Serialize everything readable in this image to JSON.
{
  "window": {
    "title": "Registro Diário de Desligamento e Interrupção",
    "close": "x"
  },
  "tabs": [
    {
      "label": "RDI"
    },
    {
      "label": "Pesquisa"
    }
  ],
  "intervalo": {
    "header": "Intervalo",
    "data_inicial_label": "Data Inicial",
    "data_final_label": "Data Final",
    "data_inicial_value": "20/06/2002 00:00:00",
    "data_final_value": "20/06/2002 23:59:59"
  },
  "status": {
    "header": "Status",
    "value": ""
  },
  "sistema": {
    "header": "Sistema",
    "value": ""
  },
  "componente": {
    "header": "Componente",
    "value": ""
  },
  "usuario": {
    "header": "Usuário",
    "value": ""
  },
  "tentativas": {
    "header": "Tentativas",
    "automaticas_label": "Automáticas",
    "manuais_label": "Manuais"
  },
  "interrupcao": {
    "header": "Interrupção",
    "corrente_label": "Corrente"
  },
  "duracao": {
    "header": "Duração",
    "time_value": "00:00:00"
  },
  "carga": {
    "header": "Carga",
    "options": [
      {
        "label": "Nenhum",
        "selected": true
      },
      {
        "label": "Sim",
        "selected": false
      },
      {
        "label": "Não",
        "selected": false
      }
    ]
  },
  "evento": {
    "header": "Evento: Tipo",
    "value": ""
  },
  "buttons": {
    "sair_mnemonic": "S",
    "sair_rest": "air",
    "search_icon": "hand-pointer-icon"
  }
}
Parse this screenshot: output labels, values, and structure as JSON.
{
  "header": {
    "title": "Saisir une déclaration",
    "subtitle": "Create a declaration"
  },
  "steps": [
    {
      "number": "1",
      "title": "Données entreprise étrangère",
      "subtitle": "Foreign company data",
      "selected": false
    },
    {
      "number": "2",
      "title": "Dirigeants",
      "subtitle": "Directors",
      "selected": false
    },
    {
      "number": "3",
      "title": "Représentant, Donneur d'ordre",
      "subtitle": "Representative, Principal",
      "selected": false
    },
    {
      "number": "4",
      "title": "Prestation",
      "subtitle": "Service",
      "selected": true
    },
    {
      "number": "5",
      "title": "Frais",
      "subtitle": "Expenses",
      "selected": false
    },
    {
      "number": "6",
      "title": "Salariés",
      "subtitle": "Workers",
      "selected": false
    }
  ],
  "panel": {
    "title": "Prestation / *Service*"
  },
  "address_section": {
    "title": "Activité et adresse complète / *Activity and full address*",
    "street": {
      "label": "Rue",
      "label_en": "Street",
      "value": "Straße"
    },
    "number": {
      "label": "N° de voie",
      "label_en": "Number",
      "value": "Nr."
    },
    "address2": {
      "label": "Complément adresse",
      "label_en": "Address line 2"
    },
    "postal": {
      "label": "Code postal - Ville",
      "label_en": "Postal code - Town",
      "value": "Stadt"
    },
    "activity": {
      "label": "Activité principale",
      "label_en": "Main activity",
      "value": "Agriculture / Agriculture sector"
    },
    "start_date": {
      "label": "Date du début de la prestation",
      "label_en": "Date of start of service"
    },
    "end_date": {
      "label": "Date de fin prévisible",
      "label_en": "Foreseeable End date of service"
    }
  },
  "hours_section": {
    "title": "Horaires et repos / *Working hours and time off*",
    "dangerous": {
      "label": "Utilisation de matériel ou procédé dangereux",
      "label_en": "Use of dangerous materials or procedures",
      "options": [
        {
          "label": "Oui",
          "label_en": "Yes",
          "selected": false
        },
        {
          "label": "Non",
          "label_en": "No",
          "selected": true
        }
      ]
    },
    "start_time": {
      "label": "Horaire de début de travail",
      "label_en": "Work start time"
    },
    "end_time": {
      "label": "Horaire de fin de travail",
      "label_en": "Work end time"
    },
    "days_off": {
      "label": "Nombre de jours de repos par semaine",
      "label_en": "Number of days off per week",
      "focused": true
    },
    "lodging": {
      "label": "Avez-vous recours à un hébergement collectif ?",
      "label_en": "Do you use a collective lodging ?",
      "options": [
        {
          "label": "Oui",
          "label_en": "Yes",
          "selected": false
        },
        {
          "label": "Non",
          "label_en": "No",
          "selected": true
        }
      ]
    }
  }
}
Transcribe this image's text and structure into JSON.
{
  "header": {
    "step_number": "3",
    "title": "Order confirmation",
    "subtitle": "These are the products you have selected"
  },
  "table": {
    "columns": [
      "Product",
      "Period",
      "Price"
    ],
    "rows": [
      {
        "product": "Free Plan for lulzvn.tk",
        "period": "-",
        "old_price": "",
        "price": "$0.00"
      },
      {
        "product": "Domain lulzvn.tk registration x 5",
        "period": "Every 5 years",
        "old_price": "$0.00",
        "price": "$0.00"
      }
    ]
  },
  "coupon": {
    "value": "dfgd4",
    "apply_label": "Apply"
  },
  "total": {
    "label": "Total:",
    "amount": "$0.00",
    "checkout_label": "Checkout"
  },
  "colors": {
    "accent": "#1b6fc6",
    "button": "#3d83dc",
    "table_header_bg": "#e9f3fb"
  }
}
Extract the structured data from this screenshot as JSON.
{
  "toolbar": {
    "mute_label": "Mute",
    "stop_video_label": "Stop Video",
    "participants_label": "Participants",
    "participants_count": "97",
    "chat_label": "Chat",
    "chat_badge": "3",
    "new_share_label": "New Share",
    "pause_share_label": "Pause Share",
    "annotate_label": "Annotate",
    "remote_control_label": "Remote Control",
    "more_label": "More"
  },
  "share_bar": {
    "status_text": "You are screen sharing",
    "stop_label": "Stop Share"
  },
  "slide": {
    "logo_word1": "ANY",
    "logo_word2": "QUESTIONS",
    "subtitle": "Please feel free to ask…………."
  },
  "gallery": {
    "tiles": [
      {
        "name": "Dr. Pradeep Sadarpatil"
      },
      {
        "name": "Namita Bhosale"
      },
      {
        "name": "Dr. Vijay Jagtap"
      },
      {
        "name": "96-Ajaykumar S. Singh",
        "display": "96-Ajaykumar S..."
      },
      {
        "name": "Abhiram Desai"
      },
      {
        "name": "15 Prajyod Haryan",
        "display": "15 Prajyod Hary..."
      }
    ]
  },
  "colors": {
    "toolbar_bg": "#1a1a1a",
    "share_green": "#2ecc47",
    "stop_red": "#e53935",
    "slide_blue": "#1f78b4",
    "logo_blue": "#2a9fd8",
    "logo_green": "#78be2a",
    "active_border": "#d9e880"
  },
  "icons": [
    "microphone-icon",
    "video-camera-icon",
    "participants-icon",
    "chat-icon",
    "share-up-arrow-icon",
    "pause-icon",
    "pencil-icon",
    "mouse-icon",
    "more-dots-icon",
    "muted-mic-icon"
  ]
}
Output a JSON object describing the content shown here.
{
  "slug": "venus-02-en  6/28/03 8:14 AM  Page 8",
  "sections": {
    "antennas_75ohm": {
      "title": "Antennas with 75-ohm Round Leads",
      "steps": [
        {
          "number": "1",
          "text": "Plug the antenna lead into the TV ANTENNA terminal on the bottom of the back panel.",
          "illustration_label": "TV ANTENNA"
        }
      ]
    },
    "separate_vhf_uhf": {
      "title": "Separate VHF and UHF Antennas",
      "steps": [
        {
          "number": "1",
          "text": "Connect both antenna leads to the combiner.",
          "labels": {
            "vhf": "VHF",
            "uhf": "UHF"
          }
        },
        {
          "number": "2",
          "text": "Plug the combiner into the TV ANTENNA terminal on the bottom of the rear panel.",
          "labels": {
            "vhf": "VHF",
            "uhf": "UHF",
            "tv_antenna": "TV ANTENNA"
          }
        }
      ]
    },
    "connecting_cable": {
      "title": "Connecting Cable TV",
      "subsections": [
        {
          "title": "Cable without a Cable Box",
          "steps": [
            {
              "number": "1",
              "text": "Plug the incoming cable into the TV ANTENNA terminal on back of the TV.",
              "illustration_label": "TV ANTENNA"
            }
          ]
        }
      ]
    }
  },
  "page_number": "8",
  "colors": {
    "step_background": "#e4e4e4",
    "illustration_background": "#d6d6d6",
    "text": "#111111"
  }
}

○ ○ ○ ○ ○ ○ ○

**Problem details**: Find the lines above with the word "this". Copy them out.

**Task result**:
Serialize everything readable in this image to JSON.
Parse this screenshot: output labels, values, and structure as JSON.
Transcribe this image's text and structure into JSON.
Extract the structured data from this screenshot as JSON.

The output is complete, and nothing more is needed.